by Michael Smith (Veshengro)
Major coffee retailers and businesses in the London Square Mile have on April 3, 2017 joined forces to launch a scheme which aims to recycle half a million coffee cups in London this month, edie reports.
The problem is that it is greenwashing and edie is participating in this very act. The great majority of disposable coffee cups cannot be recycled – at least not as yet in the recycling facilities of today – due to the fact that they are a laminate or card and a liner, which in times gone by was a wax material but now is a plastic substance.
Square Mile Challenge bins in the shape of bright yellow coffee cups will be in place on the City's streets and while it makes for nice photo-ops it certainly does not much else.
The Square Mile Challenge will see more than 100 high street coffee retailers, such as Caffè Nero, Costa and Starbucks, offer recycling facilities and accept coffee cups in their stores, regardless of where they were purchased.

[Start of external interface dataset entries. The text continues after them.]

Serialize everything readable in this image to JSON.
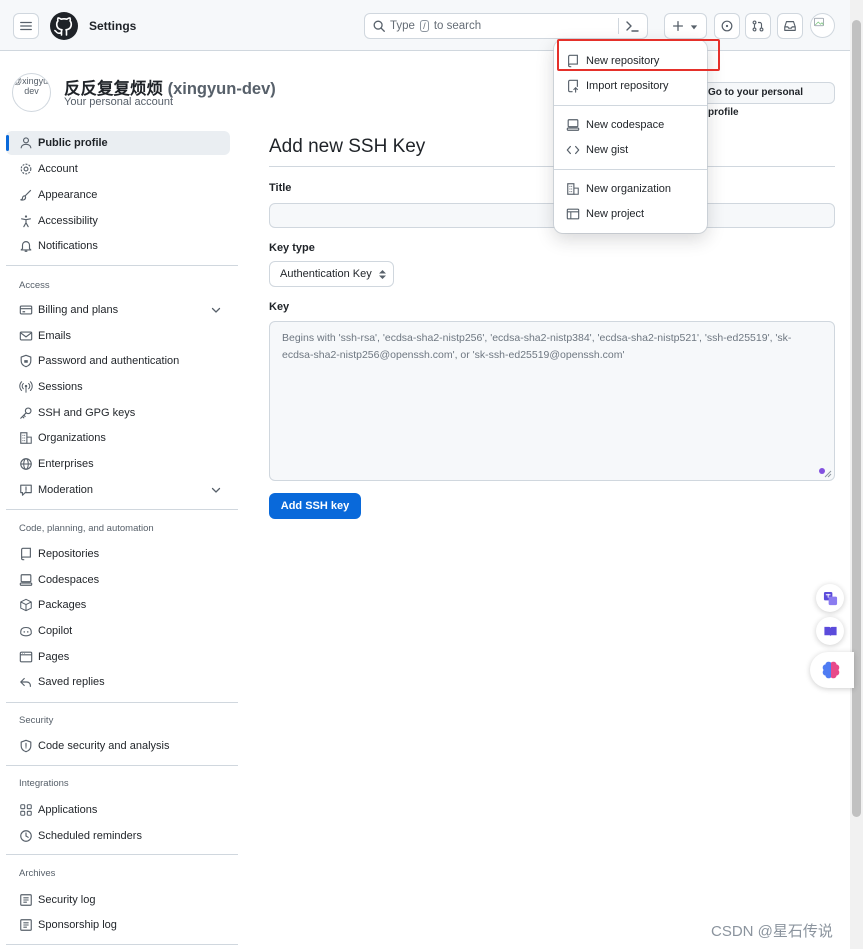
{
  "header": {
    "context_label": "Settings",
    "search_prefix": "Type",
    "search_key": "/",
    "search_suffix": "to search"
  },
  "profile": {
    "avatar_alt": "@xingyun-dev",
    "display_name": "反反复复烦烦",
    "login": "(xingyun-dev)",
    "subtitle": "Your personal account",
    "profile_button": "Go to your personal profile"
  },
  "sidebar": {
    "top_items": [
      {
        "label": "Public profile",
        "icon": "person-icon"
      },
      {
        "label": "Account",
        "icon": "gear-icon"
      },
      {
        "label": "Appearance",
        "icon": "paintbrush-icon"
      },
      {
        "label": "Accessibility",
        "icon": "accessibility-icon"
      },
      {
        "label": "Notifications",
        "icon": "bell-icon"
      }
    ],
    "groups": {
      "access": "Access",
      "code": "Code, planning, and automation",
      "security": "Security",
      "integrations": "Integrations",
      "archives": "Archives"
    },
    "access_items": [
      {
        "label": "Billing and plans",
        "icon": "credit-card-icon"
      },
      {
        "label": "Emails",
        "icon": "mail-icon"
      },
      {
        "label": "Password and authentication",
        "icon": "shield-lock-icon"
      },
      {
        "label": "Sessions",
        "icon": "broadcast-icon"
      },
      {
        "label": "SSH and GPG keys",
        "icon": "key-icon"
      },
      {
        "label": "Organizations",
        "icon": "organization-icon"
      },
      {
        "label": "Enterprises",
        "icon": "globe-icon"
      },
      {
        "label": "Moderation",
        "icon": "report-icon"
      }
    ],
    "code_items": [
      {
        "label": "Repositories",
        "icon": "repo-icon"
      },
      {
        "label": "Codespaces",
        "icon": "codespaces-icon"
      },
      {
        "label": "Packages",
        "icon": "package-icon"
      },
      {
        "label": "Copilot",
        "icon": "copilot-icon"
      },
      {
        "label": "Pages",
        "icon": "browser-icon"
      },
      {
        "label": "Saved replies",
        "icon": "reply-icon"
      }
    ],
    "security_items": [
      {
        "label": "Code security and analysis",
        "icon": "shield-icon"
      }
    ],
    "integration_items": [
      {
        "label": "Applications",
        "icon": "apps-icon"
      },
      {
        "label": "Scheduled reminders",
        "icon": "clock-icon"
      }
    ],
    "archive_items": [
      {
        "label": "Security log",
        "icon": "log-icon"
      },
      {
        "label": "Sponsorship log",
        "icon": "log-icon"
      }
    ]
  },
  "main": {
    "title": "Add new SSH Key",
    "title_label": "Title",
    "key_type_label": "Key type",
    "key_type_value": "Authentication Key",
    "key_label": "Key",
    "key_placeholder": "Begins with 'ssh-rsa', 'ecdsa-sha2-nistp256', 'ecdsa-sha2-nistp384', 'ecdsa-sha2-nistp521', 'ssh-ed25519', 'sk-ecdsa-sha2-nistp256@openssh.com', or 'sk-ssh-ed25519@openssh.com'",
    "submit_label": "Add SSH key"
  },
  "create_menu": {
    "items": [
      {
        "label": "New repository",
        "icon": "repo-icon"
      },
      {
        "label": "Import repository",
        "icon": "repo-push-icon"
      },
      {
        "label": "New codespace",
        "icon": "codespaces-icon"
      },
      {
        "label": "New gist",
        "icon": "code-icon"
      },
      {
        "label": "New organization",
        "icon": "organization-icon"
      },
      {
        "label": "New project",
        "icon": "table-icon"
      }
    ]
  },
  "watermark": "CSDN @星石传说",
  "colors": {
    "accent": "#0969da",
    "highlight_border": "#e5302a",
    "header_bg": "#f6f8fa"
  }
}
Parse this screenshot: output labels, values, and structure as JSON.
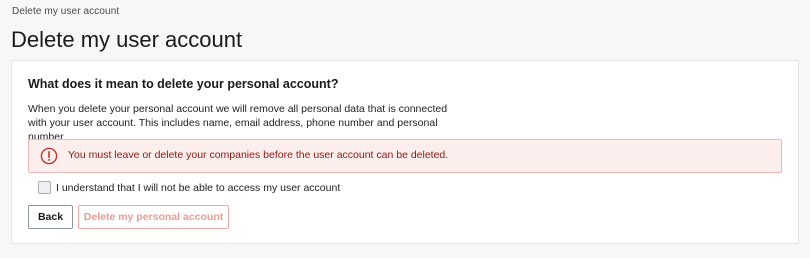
{
  "breadcrumb": {
    "text": "Delete my user account"
  },
  "page": {
    "title": "Delete my user account"
  },
  "card": {
    "heading": "What does it mean to delete your personal account?",
    "description": "When you delete your personal account we will remove all personal data that is connected with your user account. This includes name, email address, phone number and personal number."
  },
  "alert": {
    "icon": "exclamation-circle-icon",
    "message": "You must leave or delete your companies before the user account can be deleted.",
    "color": "#c0392b"
  },
  "confirm": {
    "checked": false,
    "label": "I understand that I will not be able to access my user account"
  },
  "actions": {
    "back_label": "Back",
    "delete_label": "Delete my personal account",
    "delete_disabled": true
  }
}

Meanwhile, the offices of 34 City-based companies, including the likes of Lloyd's and Deloitte, will be used to collect paper coffee cups, helping divert them in into a new waste stream.
Unless the organizers of this stunt, the environmental charity Hubbub, in collaboration with recycling company Simply Cups, know something that even the recycling facility operators don't know, then this is nothing but a stunt. The charity says that it is hope that through this “event” 5 million cups will be collected and recycled. Well, recycled where and how?
As I said, unless those people know something that even the experts and operators in the field of recycling know not, for they keep saying that, due to the composition of the material currently recycling is impossible and the only place where such cups go is the landfill, then this is a stunt at best and serious greenwash at worst.
London politicians are also in on this trying to bamboozle people. Only a few months back it was all over the news that it is basically impossible, at present, to recycle those takeout coffee cups and it was for that reason that a levy on them, a kind of tax, was to be introduced to encourage people to carry their own reusable cups. A message that is probably too hard to get across to the toffs in the City and hence we play at green.